Dan Di Sciullo, NHL Editor
Philadelphia, PA (Sports Network) -
What is the proper punishment for using a hockey stick as a weapon and taking a swing at an opposing player's face? According to the National Hockey League, it's an open-ended season ban that will likely amount to a 25-game suspension.
The NHL levied the penalty on New York Islanders forward Chris Simon on Sunday morning after a few days of hearings, apologies and debates regarding Thursday's appalling stick-swinging incident.
In a nutshell, Simon has been suspended for the rest of the regular season and the duration of the playoffs. The exile carries a minimum 25-game ban, meaning that should the Islanders miss the playoffs or get knocked out early then Simon would have to sit out games at the start of next year to complete the suspension. On the other hand, if New York goes deep into the postseason, the ban would be considerably longer than 25 contests.
In fact, the suspension could last 43 games if Simon's Isles play the maximum seven games in each round of the playoffs, but it's still uncertain that New York will even make the postseason. The Islanders come into Sunday's action as the seventh seed in the Eastern Conference, and even the 12th-place Florida Panthers are within seven points of New York.
For those who have not yet seen the infamous encounter, here is a brief recap of what happened. Simon gets laid on his backside courtesy of a legal check by Ryan Hollweg of the Rangers. He then jumps to his feet, notices Hollweg skating back towards him and decides to deliver a ferocious two-handed chop to the Rangers center's chin.
Now, it should be noted that Hollweg sustained cuts to his face, but ultimately was not seriously hurt. In fact, he was able to return in time for Saturday's game against in Pittsburgh and played 14 shifts for the Rangers.
Chris Simon has been suspended for the rest of the regular season and the duration of the playoffs after swinging his stick at Ryan Hollweg's face.
To be fair to the NHL, this sanction will be the longest in league history, beating out most notably the 23-game suspension handed to Boston's Marty McSorley for his stick chop to the side of then Vancouver Canuck Donald Brasher's head in February of 2000.
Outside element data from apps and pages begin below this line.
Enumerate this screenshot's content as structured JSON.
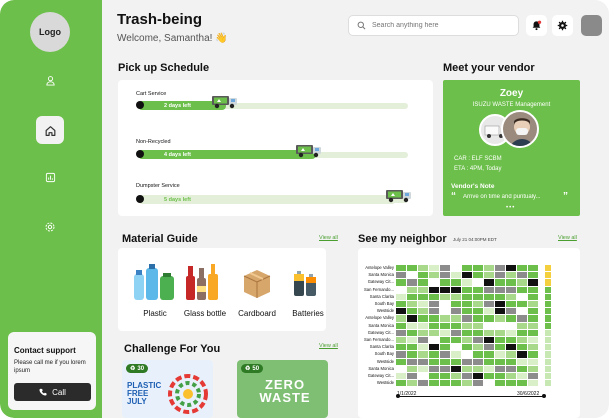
{
  "sidebar": {
    "logo": "Logo",
    "nav": [
      "user-icon",
      "home-icon",
      "chart-icon",
      "settings-icon"
    ],
    "contact": {
      "title": "Contact support",
      "desc": "Please call me if you lorem ipsum",
      "call_label": "Call"
    }
  },
  "header": {
    "title": "Trash-being",
    "subtitle": "Welcome, Samantha! 👋",
    "search_placeholder": "Search anything here",
    "accent": "#6cbf4a"
  },
  "pickup": {
    "title": "Pick up Schedule",
    "rows": [
      {
        "label": "Cart Service",
        "status": "2 days left",
        "progress": 0.3
      },
      {
        "label": "Non-Recycled",
        "status": "4 days left",
        "progress": 0.65
      },
      {
        "label": "Dumpster Service",
        "status": "5 days left",
        "progress": 0.95
      }
    ]
  },
  "vendor": {
    "title": "Meet your vendor",
    "name": "Zoey",
    "company": "ISUZU WASTE Management",
    "car": "CAR : ELF SCBM",
    "eta": "ETA : 4PM, Today",
    "note_title": "Vendor's Note",
    "note": "Arrive on time and puntualy..."
  },
  "material": {
    "title": "Material Guide",
    "view_all": "View all",
    "items": [
      "Plastic",
      "Glass bottle",
      "Cardboard",
      "Batteries"
    ]
  },
  "neighbor": {
    "title": "See my neighbor",
    "timestamp": "July 21 04:00PM EDT",
    "view_all": "View all",
    "rows": [
      "Antelope Valley",
      "Santa Monica",
      "Gateway Cit...",
      "San Fernando...",
      "Santa Clarita",
      "South Bay",
      "Westside",
      "Antelope Valley",
      "Santa Monica",
      "Gateway Cit...",
      "San Fernando...",
      "Santa Clarita",
      "South Bay",
      "Westside",
      "Santa Monica",
      "Gateway Cit...",
      "Westside"
    ],
    "date_start": "1/1/2022",
    "date_end": "30/6/2022"
  },
  "challenge": {
    "title": "Challenge For You",
    "view_all": "View all",
    "cards": [
      {
        "count": "30",
        "text": "PLASTIC FREE JULY"
      },
      {
        "count": "50",
        "text": "ZERO WASTE"
      }
    ]
  }
}
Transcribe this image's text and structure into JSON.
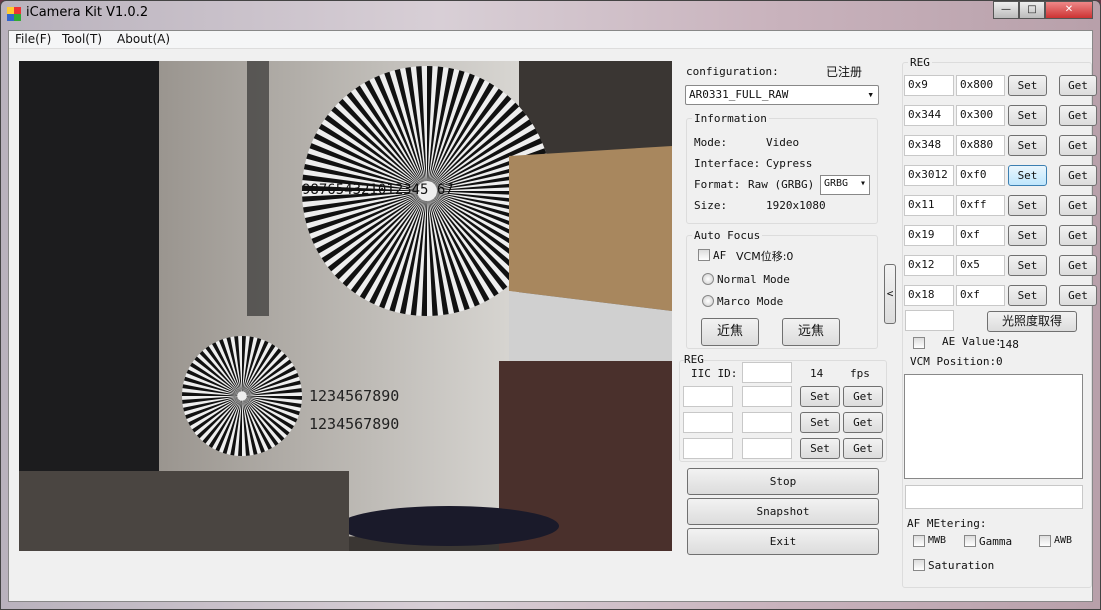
{
  "window": {
    "title": "iCamera Kit V1.0.2",
    "minimize": "—",
    "maximize": "□",
    "close": "✕"
  },
  "menu": [
    "File(F)",
    "Tool(T)",
    "About(A)"
  ],
  "config": {
    "label": "configuration:",
    "status": "已注册",
    "selected": "AR0331_FULL_RAW"
  },
  "info": {
    "title": "Information",
    "mode_label": "Mode:",
    "mode": "Video",
    "interface_label": "Interface:",
    "interface": "Cypress",
    "format_label": "Format:",
    "format": "Raw (GRBG)",
    "bayer": "GRBG",
    "size_label": "Size:",
    "size": "1920x1080"
  },
  "af": {
    "title": "Auto Focus",
    "af_label": "AF",
    "vcm": "VCM位移:0",
    "normal": "Normal Mode",
    "marco": "Marco Mode",
    "near": "近焦",
    "far": "远焦"
  },
  "reg_small": {
    "title": "REG",
    "iic_label": "IIC ID:",
    "iic": "",
    "fps_value": "14",
    "fps_label": "fps",
    "rows": [
      {
        "addr": "",
        "val": ""
      },
      {
        "addr": "",
        "val": ""
      },
      {
        "addr": "",
        "val": ""
      }
    ]
  },
  "buttons": {
    "set": "Set",
    "get": "Get",
    "stop": "Stop",
    "snapshot": "Snapshot",
    "exit": "Exit",
    "collapse": "<"
  },
  "reg": {
    "title": "REG",
    "rows": [
      {
        "addr": "0x9",
        "val": "0x800"
      },
      {
        "addr": "0x344",
        "val": "0x300"
      },
      {
        "addr": "0x348",
        "val": "0x880"
      },
      {
        "addr": "0x3012",
        "val": "0xf0"
      },
      {
        "addr": "0x11",
        "val": "0xff"
      },
      {
        "addr": "0x19",
        "val": "0xf"
      },
      {
        "addr": "0x12",
        "val": "0x5"
      },
      {
        "addr": "0x18",
        "val": "0xf"
      }
    ],
    "lux_input": "",
    "lux_button": "光照度取得"
  },
  "ae": {
    "label": "AE Value:",
    "value": "148",
    "vcm_label": "VCM Position:",
    "vcm_value": "0",
    "log": "",
    "status": ""
  },
  "metering": {
    "title": "AF MEtering:",
    "mwb": "MWB",
    "gamma": "Gamma",
    "awb": "AWB",
    "saturation": "Saturation"
  },
  "camera": {
    "chart_numbers": "987654321012345 67",
    "row1": "1234567890",
    "row2": "1234567890"
  }
}
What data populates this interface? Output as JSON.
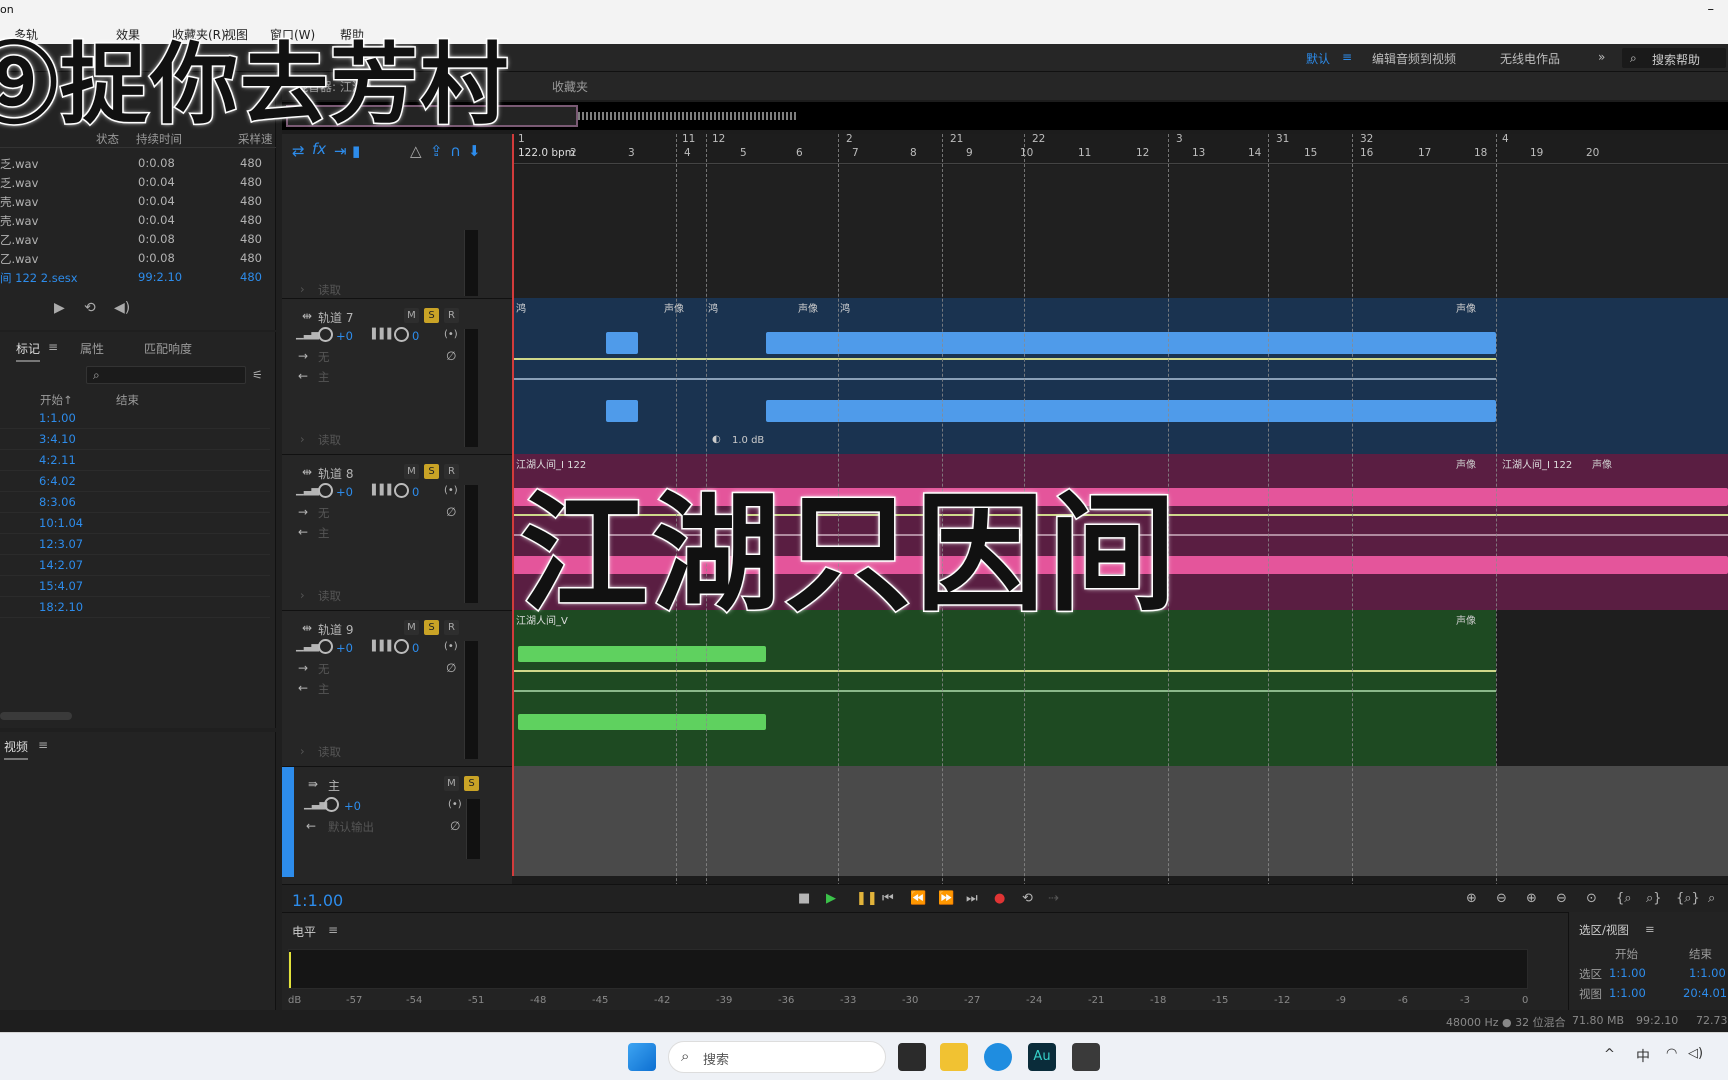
{
  "window": {
    "app_title": "on",
    "minimize": "–"
  },
  "menu": [
    "多轨",
    "效果",
    "收藏夹(R)",
    "视图",
    "窗口(W)",
    "帮助"
  ],
  "workspace": {
    "default": "默认",
    "edit_video": "编辑音频到视频",
    "radio": "无线电作品",
    "search_help": "搜索帮助"
  },
  "files": {
    "headers": {
      "status": "状态",
      "duration": "持续时间",
      "samplerate": "采样速"
    },
    "rows": [
      {
        "name": "乏.wav",
        "duration": "0:0.08",
        "rate": "480"
      },
      {
        "name": "乏.wav",
        "duration": "0:0.04",
        "rate": "480"
      },
      {
        "name": "壳.wav",
        "duration": "0:0.04",
        "rate": "480"
      },
      {
        "name": "壳.wav",
        "duration": "0:0.04",
        "rate": "480"
      },
      {
        "name": "乙.wav",
        "duration": "0:0.08",
        "rate": "480"
      },
      {
        "name": "乙.wav",
        "duration": "0:0.08",
        "rate": "480"
      },
      {
        "name": "间 122 2.sesx",
        "duration": "99:2.10",
        "rate": "480"
      }
    ]
  },
  "markers_panel": {
    "tabs": [
      "标记",
      "属性",
      "匹配响度"
    ],
    "headers": {
      "start": "开始↑",
      "end": "结束"
    },
    "rows": [
      "1:1.00",
      "3:4.10",
      "4:2.11",
      "6:4.02",
      "8:3.06",
      "10:1.04",
      "12:3.07",
      "14:2.07",
      "15:4.07",
      "18:2.10"
    ]
  },
  "video_panel": {
    "tab": "视频"
  },
  "editor": {
    "tabs": {
      "mixer": "混音器: 江湖人",
      "favorites": "收藏夹"
    },
    "tempo": "122.0 bpm",
    "ruler_bars": [
      "2",
      "3",
      "4",
      "5",
      "6",
      "7",
      "8",
      "9",
      "10",
      "11",
      "12",
      "13",
      "14",
      "15",
      "16",
      "17",
      "18",
      "19",
      "20"
    ],
    "ruler_markers": [
      "1",
      "11",
      "12",
      "2",
      "21",
      "22",
      "3",
      "31",
      "32",
      "4"
    ]
  },
  "tracks": [
    {
      "name": "",
      "read": "读取"
    },
    {
      "name": "轨道 7",
      "vol": "+0",
      "pan": "0",
      "input": "无",
      "output": "主",
      "read": "读取",
      "clip": "鸿",
      "pan_label": "声像",
      "gain": "1.0 dB",
      "color": "#1a3350",
      "wave": "#4f9bea"
    },
    {
      "name": "轨道 8",
      "vol": "+0",
      "pan": "0",
      "input": "无",
      "output": "主",
      "read": "读取",
      "clip": "江湖人间_I 122",
      "pan_label": "声像",
      "color": "#5a1e42",
      "wave": "#e4559b"
    },
    {
      "name": "轨道 9",
      "vol": "+0",
      "pan": "0",
      "input": "无",
      "output": "主",
      "read": "读取",
      "clip": "江湖人间_V",
      "pan_label": "声像",
      "color": "#1e4a22",
      "wave": "#5fd15f"
    },
    {
      "name": "主",
      "vol": "+0",
      "output": "默认输出"
    }
  ],
  "transport": {
    "time": "1:1.00"
  },
  "levels": {
    "title": "电平",
    "scale": [
      "dB",
      "-57",
      "-54",
      "-51",
      "-48",
      "-45",
      "-42",
      "-39",
      "-36",
      "-33",
      "-30",
      "-27",
      "-24",
      "-21",
      "-18",
      "-15",
      "-12",
      "-9",
      "-6",
      "-3",
      "0"
    ]
  },
  "selview": {
    "title": "选区/视图",
    "start": "开始",
    "end": "结束",
    "sel": "选区",
    "sel_start": "1:1.00",
    "sel_end": "1:1.00",
    "view": "视图",
    "view_start": "1:1.00",
    "view_end": "20:4.01"
  },
  "status": {
    "format": "48000 Hz ● 32 位混合",
    "size": "71.80 MB",
    "duration": "99:2.10",
    "free": "72.73"
  },
  "taskbar": {
    "search": "搜索",
    "ime": "中"
  },
  "captions": {
    "top": "⑨捉你去芳村",
    "center": "江湖只因间"
  }
}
It will also be longer than the 20-game vacation Todd Bertuzzi was given for his attack on Steve Moore of Colorado in March of 2004. Bertuzzi, then a member of the Canucks, delivered a hit from behind and drove Moore face-first into the ice. Moore hasn't played hockey since because of lingering effects of the concussion caused by the hit, and it seems increasingly doubtful that he will ever return.
Presumably, the NHL took into consideration the fact that Simon had been suspended five previous times for various infractions, including a five-game injunction in 1994 for a slash to the head of Dennis Vial of the Ottawa Senators. Hopefully, the NHL didn't give any credence to the trite apology issued by Simon on Saturday.
There is also the fact that Simon suffered a concussion as a result of the Hollweg hit to consider. While I don't dispute the reality of the injury, it is still unclear to me how getting concussed could possibly cause a person to act out in violence. The idea that the head injury would suddenly result in a uncontrollable desire to use one's stick as a cudgel seems ludicrous.
In the Simon case, the NHL had a chance to disregard its disciplinary precedence for violent actions or the amount of physical damage the hit actually caused. If -the league realized that previous suspensions didn't do the job of preventing these type of heinous infractions, then maybe a truly harsh and effective penalty would have been delivered.
Just listen to the words of Colin Campbell, NHL Senior Executive Vice President and Director of Hockey Operations. Campbell said, "The National Hockey League will not accept the use of a stick in the manner and fashion in which Mr. Simon used his Thursday night."
Really? Then how about thinking outside of the box, and instead of simply offering a suspension that only has the potential of being monumental, why not slam Simon with an actual 40-game ban?
There will be plenty of people who will claim that 25 games is a fair penalty and even more who will insist that no length of suspension, whether it be 40 or 100 games, will ever act as a deterrent to Simon's brand of behavior. But, how will we ever know what a truly hard-line sanction will prevent, if one is never actually handed down?
In the long run, Simon's actions will cost him slightly over $80,000 of a $1 million salary and possibly even result in charges being pressed by the Nassau County District Attorney's office. Bertuzzi pled guilty to causing bodily harm for his hit and McSorley was convicted of assault with a weapon, but neither player served any jail time.
Ultimately, the most recent stance taken by the NHL for the ridiculous act of hitting someone in the face with a hockey stick is not soft, but the league is still far from making the punishment fit the crime.